::: Data section :::

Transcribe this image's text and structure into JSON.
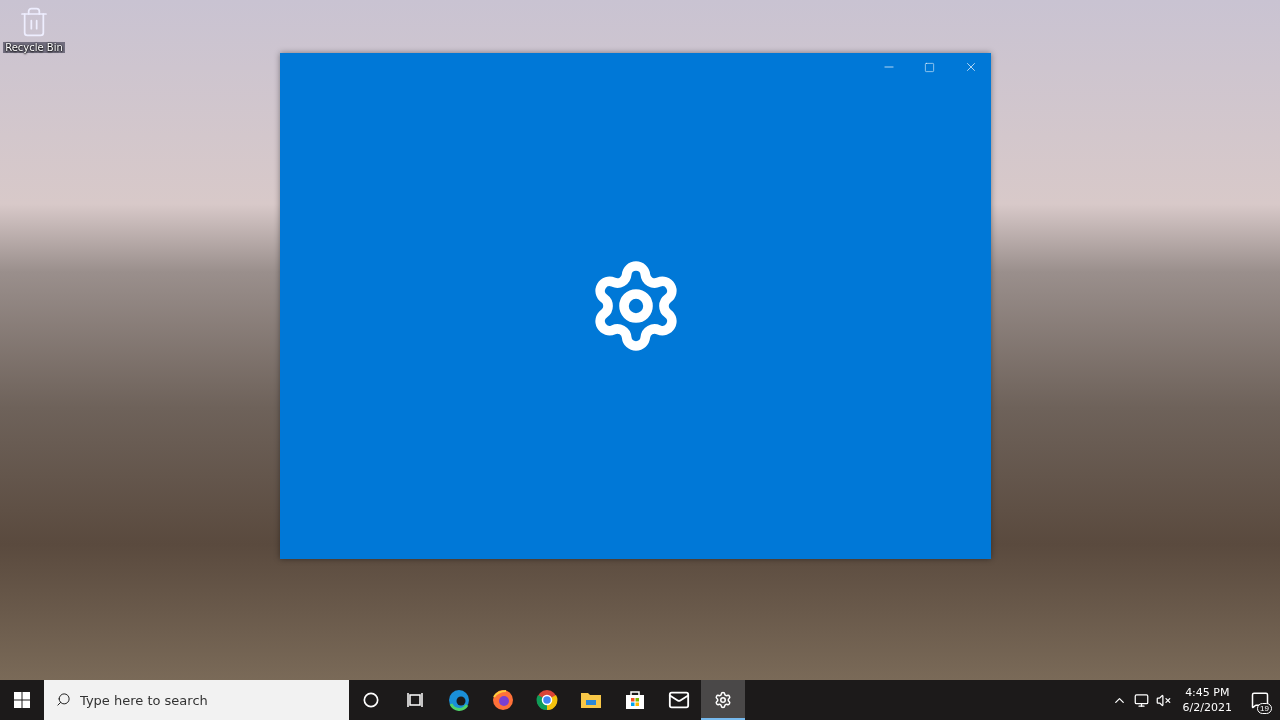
{
  "desktop_icons": [
    {
      "label": "Recycle Bin"
    }
  ],
  "taskbar": {
    "search": {
      "placeholder": "Type here to search"
    },
    "apps": [
      {
        "kind": "cortana",
        "selected": false
      },
      {
        "kind": "taskview",
        "selected": false
      },
      {
        "kind": "edge",
        "selected": false
      },
      {
        "kind": "firefox",
        "selected": false
      },
      {
        "kind": "chrome",
        "selected": false
      },
      {
        "kind": "explorer",
        "selected": false
      },
      {
        "kind": "store",
        "selected": false
      },
      {
        "kind": "mail",
        "selected": false
      },
      {
        "kind": "settings",
        "selected": true
      }
    ],
    "tray": {
      "time": "4:45 PM",
      "date": "6/2/2021",
      "notifications": "19"
    }
  }
}
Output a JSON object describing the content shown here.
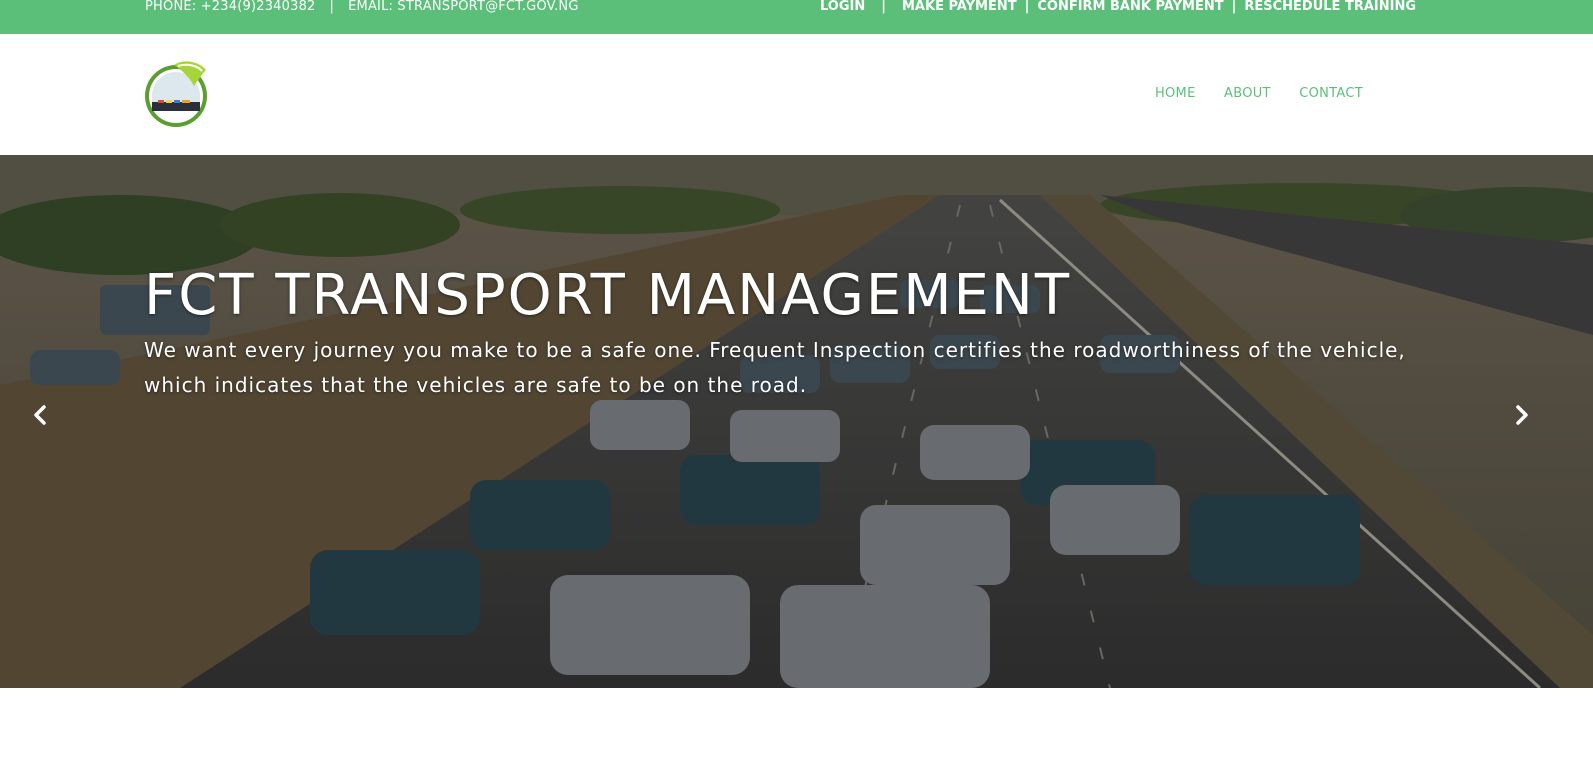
{
  "topbar": {
    "phone": "PHONE: +234(9)2340382",
    "separator": "|",
    "email": "EMAIL: STRANSPORT@FCT.GOV.NG",
    "links": {
      "login": "LOGIN",
      "make_payment": "MAKE PAYMENT",
      "confirm_bank_payment": "CONFIRM BANK PAYMENT",
      "reschedule_training": "RESCHEDULE TRAINING"
    }
  },
  "nav": {
    "home": "HOME",
    "about": "ABOUT",
    "contact": "CONTACT"
  },
  "hero": {
    "title": "FCT TRANSPORT MANAGEMENT",
    "text": "We want every journey you make to be a safe one. Frequent Inspection certifies the roadworthiness of the vehicle, which indicates that the vehicles are safe to be on the road.",
    "prev_icon": "chevron-left-icon",
    "next_icon": "chevron-right-icon"
  },
  "colors": {
    "brand_green": "#5bbf7a",
    "white": "#ffffff"
  }
}
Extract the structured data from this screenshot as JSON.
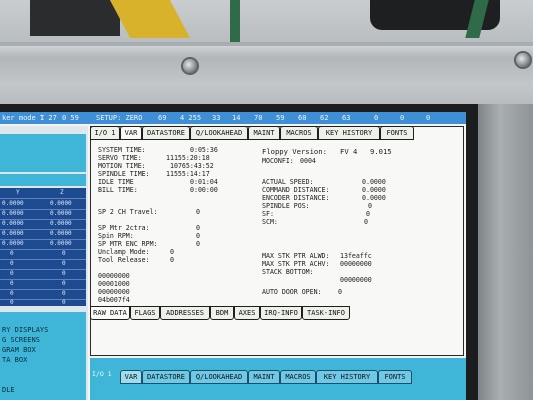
{
  "status_bar": {
    "items": [
      "ker mode 1",
      "T 27",
      "0 59",
      "SETUP: ZERO",
      "69",
      "4 255",
      "33",
      "14",
      "70",
      "59",
      "60",
      "62",
      "63",
      "0",
      "0",
      "0"
    ]
  },
  "top_tabs": [
    "I/O 1",
    "VAR",
    "DATASTORE",
    "Q/LOOKAHEAD",
    "MAINT",
    "MACROS",
    "KEY HISTORY",
    "FONTS"
  ],
  "left_col": {
    "table_header": [
      "Y",
      "Z"
    ],
    "table_rows": [
      [
        "0.0000",
        "0.0000"
      ],
      [
        "0.0000",
        "0.0000"
      ],
      [
        "0.0000",
        "0.0000"
      ],
      [
        "0.0000",
        "0.0000"
      ],
      [
        "0.0000",
        "0.0000"
      ],
      [
        "0",
        "0"
      ],
      [
        "0",
        "0"
      ],
      [
        "0",
        "0"
      ],
      [
        "0",
        "0"
      ],
      [
        "0",
        "0"
      ],
      [
        "0",
        "0"
      ]
    ],
    "bottom_items": [
      "RY DISPLAYS",
      "G SCREENS",
      "GRAM BOX",
      "TA BOX",
      "DLE"
    ]
  },
  "times": [
    {
      "label": "SYSTEM TIME:",
      "value": "0:05:36"
    },
    {
      "label": "SERVO TIME:",
      "value": "11155:20:18"
    },
    {
      "label": "MOTION TIME:",
      "value": "10765:43:52"
    },
    {
      "label": "SPINDLE TIME:",
      "value": "11555:14:17"
    },
    {
      "label": "IDLE TIME",
      "value": "0:01:04"
    },
    {
      "label": "BILL TIME:",
      "value": "0:00:00"
    }
  ],
  "sp2": {
    "label": "SP 2 CH Travel:",
    "value": "0"
  },
  "spindle_info": [
    {
      "label": "SP Mtr 2ctra:",
      "value": "0"
    },
    {
      "label": "Spin RPM:",
      "value": "0"
    },
    {
      "label": "SP MTR ENC RPM:",
      "value": "0"
    },
    {
      "label": "Unclamp Mode:",
      "value": "0"
    },
    {
      "label": "Tool Release:",
      "value": "0"
    }
  ],
  "hex_values": [
    "00000000",
    "00001000",
    "00000000",
    "04b007f4"
  ],
  "floppy": {
    "label": "Floppy Version:",
    "fv": "FV 4",
    "value": "9.015"
  },
  "moconfig": {
    "label": "MOCONFI:",
    "value": "0004"
  },
  "speeds": [
    {
      "label": "ACTUAL SPEED:",
      "value": "0.0000"
    },
    {
      "label": "COMMAND DISTANCE:",
      "value": "0.0000"
    },
    {
      "label": "ENCODER DISTANCE:",
      "value": "0.0000"
    },
    {
      "label": "SPINDLE POS:",
      "value": "0"
    },
    {
      "label": "SF:",
      "value": "0"
    },
    {
      "label": "SCM:",
      "value": "0"
    }
  ],
  "stack": [
    {
      "label": "MAX STK PTR ALWD:",
      "value": "13feaffc"
    },
    {
      "label": "MAX STK PTR ACHV:",
      "value": "00000000"
    },
    {
      "label": "STACK BOTTOM:",
      "value": "00000000"
    }
  ],
  "auto_door": {
    "label": "AUTO DOOR OPEN:",
    "value": "0"
  },
  "bottom_tabs": [
    "RAW DATA",
    "FLAGS",
    "ADDRESSES",
    "BDM",
    "AXES",
    "IRQ-INFO",
    "TASK-INFO"
  ],
  "lower_prefix": "I/O 1",
  "lower_tabs": [
    "VAR",
    "DATASTORE",
    "Q/LOOKAHEAD",
    "MAINT",
    "MACROS",
    "KEY HISTORY",
    "FONTS"
  ]
}
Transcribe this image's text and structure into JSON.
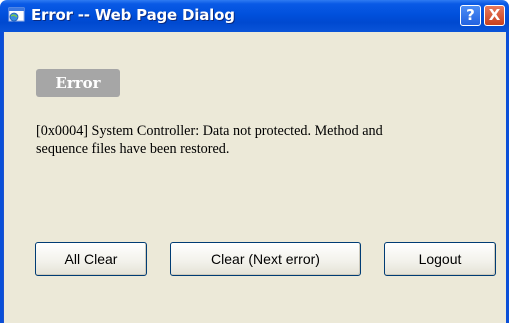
{
  "window": {
    "title": "Error -- Web Page Dialog",
    "help_icon": "?",
    "close_icon": "X"
  },
  "dialog": {
    "badge": "Error",
    "message_line1": "[0x0004] System Controller: Data not protected. Method and",
    "message_line2": "sequence files have been restored."
  },
  "buttons": {
    "all_clear": "All Clear",
    "clear_next": "Clear (Next error)",
    "logout": "Logout"
  },
  "colors": {
    "titlebar": "#0050dc",
    "body": "#ece9d8",
    "badge": "#a6a6a6"
  }
}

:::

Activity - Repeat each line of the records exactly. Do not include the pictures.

Answer to the exercise -
Transcribe this image's text and structure into JSON.
{
  "desktop_icons": [
    {
      "label": "Recycle Bin"
    }
  ],
  "taskbar": {
    "search": {
      "placeholder": "Type here to search"
    },
    "apps": [
      {
        "kind": "cortana",
        "selected": false
      },
      {
        "kind": "taskview",
        "selected": false
      },
      {
        "kind": "edge",
        "selected": false
      },
      {
        "kind": "firefox",
        "selected": false
      },
      {
        "kind": "chrome",
        "selected": false
      },
      {
        "kind": "explorer",
        "selected": false
      },
      {
        "kind": "store",
        "selected": false
      },
      {
        "kind": "mail",
        "selected": false
      },
      {
        "kind": "settings",
        "selected": true
      }
    ],
    "tray": {
      "time": "4:45 PM",
      "date": "6/2/2021",
      "notifications": "19"
    }
  }
}
Output a JSON object describing the content shown here.
{
  "topbar": {
    "phone": "PHONE: +234(9)2340382",
    "separator": "|",
    "email": "EMAIL: STRANSPORT@FCT.GOV.NG",
    "links": {
      "login": "LOGIN",
      "make_payment": "MAKE PAYMENT",
      "confirm_bank_payment": "CONFIRM BANK PAYMENT",
      "reschedule_training": "RESCHEDULE TRAINING"
    }
  },
  "nav": {
    "home": "HOME",
    "about": "ABOUT",
    "contact": "CONTACT"
  },
  "hero": {
    "title": "FCT TRANSPORT MANAGEMENT",
    "text": "We want every journey you make to be a safe one. Frequent Inspection certifies the roadworthiness of the vehicle, which indicates that the vehicles are safe to be on the road.",
    "prev_icon": "chevron-left-icon",
    "next_icon": "chevron-right-icon"
  },
  "colors": {
    "brand_green": "#5bbf7a",
    "white": "#ffffff"
  }
}
Extract the structured data from this screenshot as JSON.
{
  "status_bar": {
    "items": [
      "ker mode 1",
      "T 27",
      "0 59",
      "SETUP: ZERO",
      "69",
      "4 255",
      "33",
      "14",
      "70",
      "59",
      "60",
      "62",
      "63",
      "0",
      "0",
      "0"
    ]
  },
  "top_tabs": [
    "I/O 1",
    "VAR",
    "DATASTORE",
    "Q/LOOKAHEAD",
    "MAINT",
    "MACROS",
    "KEY HISTORY",
    "FONTS"
  ],
  "left_col": {
    "table_header": [
      "Y",
      "Z"
    ],
    "table_rows": [
      [
        "0.0000",
        "0.0000"
      ],
      [
        "0.0000",
        "0.0000"
      ],
      [
        "0.0000",
        "0.0000"
      ],
      [
        "0.0000",
        "0.0000"
      ],
      [
        "0.0000",
        "0.0000"
      ],
      [
        "0",
        "0"
      ],
      [
        "0",
        "0"
      ],
      [
        "0",
        "0"
      ],
      [
        "0",
        "0"
      ],
      [
        "0",
        "0"
      ],
      [
        "0",
        "0"
      ]
    ],
    "bottom_items": [
      "RY DISPLAYS",
      "G SCREENS",
      "GRAM BOX",
      "TA BOX",
      "DLE"
    ]
  },
  "times": [
    {
      "label": "SYSTEM TIME:",
      "value": "0:05:36"
    },
    {
      "label": "SERVO TIME:",
      "value": "11155:20:18"
    },
    {
      "label": "MOTION TIME:",
      "value": "10765:43:52"
    },
    {
      "label": "SPINDLE TIME:",
      "value": "11555:14:17"
    },
    {
      "label": "IDLE TIME",
      "value": "0:01:04"
    },
    {
      "label": "BILL TIME:",
      "value": "0:00:00"
    }
  ],
  "sp2": {
    "label": "SP 2 CH Travel:",
    "value": "0"
  },
  "spindle_info": [
    {
      "label": "SP Mtr 2ctra:",
      "value": "0"
    },
    {
      "label": "Spin RPM:",
      "value": "0"
    },
    {
      "label": "SP MTR ENC RPM:",
      "value": "0"
    },
    {
      "label": "Unclamp Mode:",
      "value": "0"
    },
    {
      "label": "Tool Release:",
      "value": "0"
    }
  ],
  "hex_values": [
    "00000000",
    "00001000",
    "00000000",
    "04b007f4"
  ],
  "floppy": {
    "label": "Floppy Version:",
    "fv": "FV 4",
    "value": "9.015"
  },
  "moconfig": {
    "label": "MOCONFI:",
    "value": "0004"
  },
  "speeds": [
    {
      "label": "ACTUAL SPEED:",
      "value": "0.0000"
    },
    {
      "label": "COMMAND DISTANCE:",
      "value": "0.0000"
    },
    {
      "label": "ENCODER DISTANCE:",
      "value": "0.0000"
    },
    {
      "label": "SPINDLE POS:",
      "value": "0"
    },
    {
      "label": "SF:",
      "value": "0"
    },
    {
      "label": "SCM:",
      "value": "0"
    }
  ],
  "stack": [
    {
      "label": "MAX STK PTR ALWD:",
      "value": "13feaffc"
    },
    {
      "label": "MAX STK PTR ACHV:",
      "value": "00000000"
    },
    {
      "label": "STACK BOTTOM:",
      "value": "00000000"
    }
  ],
  "auto_door": {
    "label": "AUTO DOOR OPEN:",
    "value": "0"
  },
  "bottom_tabs": [
    "RAW DATA",
    "FLAGS",
    "ADDRESSES",
    "BDM",
    "AXES",
    "IRQ-INFO",
    "TASK-INFO"
  ],
  "lower_prefix": "I/O 1",
  "lower_tabs": [
    "VAR",
    "DATASTORE",
    "Q/LOOKAHEAD",
    "MAINT",
    "MACROS",
    "KEY HISTORY",
    "FONTS"
  ]
}
Transcribe this image's text and structure into JSON.
{
  "window": {
    "title": "Error -- Web Page Dialog",
    "help_icon": "?",
    "close_icon": "X"
  },
  "dialog": {
    "badge": "Error",
    "message_line1": "[0x0004] System Controller: Data not protected. Method and",
    "message_line2": "sequence files have been restored."
  },
  "buttons": {
    "all_clear": "All Clear",
    "clear_next": "Clear (Next error)",
    "logout": "Logout"
  },
  "colors": {
    "titlebar": "#0050dc",
    "body": "#ece9d8",
    "badge": "#a6a6a6"
  }
}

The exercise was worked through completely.